## Task to carry out
For the records that follow, restate each one word for word and leave the images behind.

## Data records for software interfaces

****************

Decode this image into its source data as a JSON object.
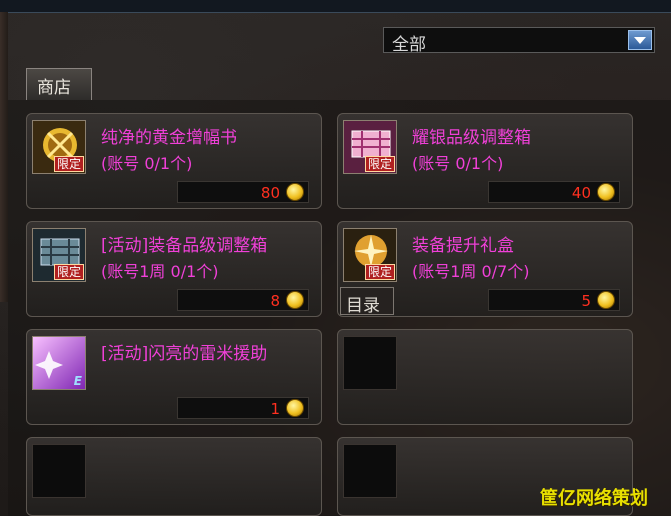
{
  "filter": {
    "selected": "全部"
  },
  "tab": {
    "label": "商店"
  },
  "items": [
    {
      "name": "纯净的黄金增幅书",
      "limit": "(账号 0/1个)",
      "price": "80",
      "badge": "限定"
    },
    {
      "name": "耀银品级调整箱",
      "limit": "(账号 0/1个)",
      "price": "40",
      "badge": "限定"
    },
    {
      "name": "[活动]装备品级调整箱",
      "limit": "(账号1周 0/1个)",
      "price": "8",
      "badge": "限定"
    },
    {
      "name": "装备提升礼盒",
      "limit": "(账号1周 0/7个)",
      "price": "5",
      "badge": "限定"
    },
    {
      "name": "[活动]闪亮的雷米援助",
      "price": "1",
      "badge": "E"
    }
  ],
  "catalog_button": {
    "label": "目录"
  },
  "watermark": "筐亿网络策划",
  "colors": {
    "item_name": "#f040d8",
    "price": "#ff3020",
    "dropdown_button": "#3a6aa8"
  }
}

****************

## Solution
Decode this image into its source data as a JSON object.
{
  "filter": {
    "selected": "全部"
  },
  "tab": {
    "label": "商店"
  },
  "items": [
    {
      "name": "纯净的黄金增幅书",
      "limit": "(账号 0/1个)",
      "price": "80",
      "badge": "限定"
    },
    {
      "name": "耀银品级调整箱",
      "limit": "(账号 0/1个)",
      "price": "40",
      "badge": "限定"
    },
    {
      "name": "[活动]装备品级调整箱",
      "limit": "(账号1周 0/1个)",
      "price": "8",
      "badge": "限定"
    },
    {
      "name": "装备提升礼盒",
      "limit": "(账号1周 0/7个)",
      "price": "5",
      "badge": "限定"
    },
    {
      "name": "[活动]闪亮的雷米援助",
      "price": "1",
      "badge": "E"
    }
  ],
  "catalog_button": {
    "label": "目录"
  },
  "watermark": "筐亿网络策划",
  "colors": {
    "item_name": "#f040d8",
    "price": "#ff3020",
    "dropdown_button": "#3a6aa8"
  }
}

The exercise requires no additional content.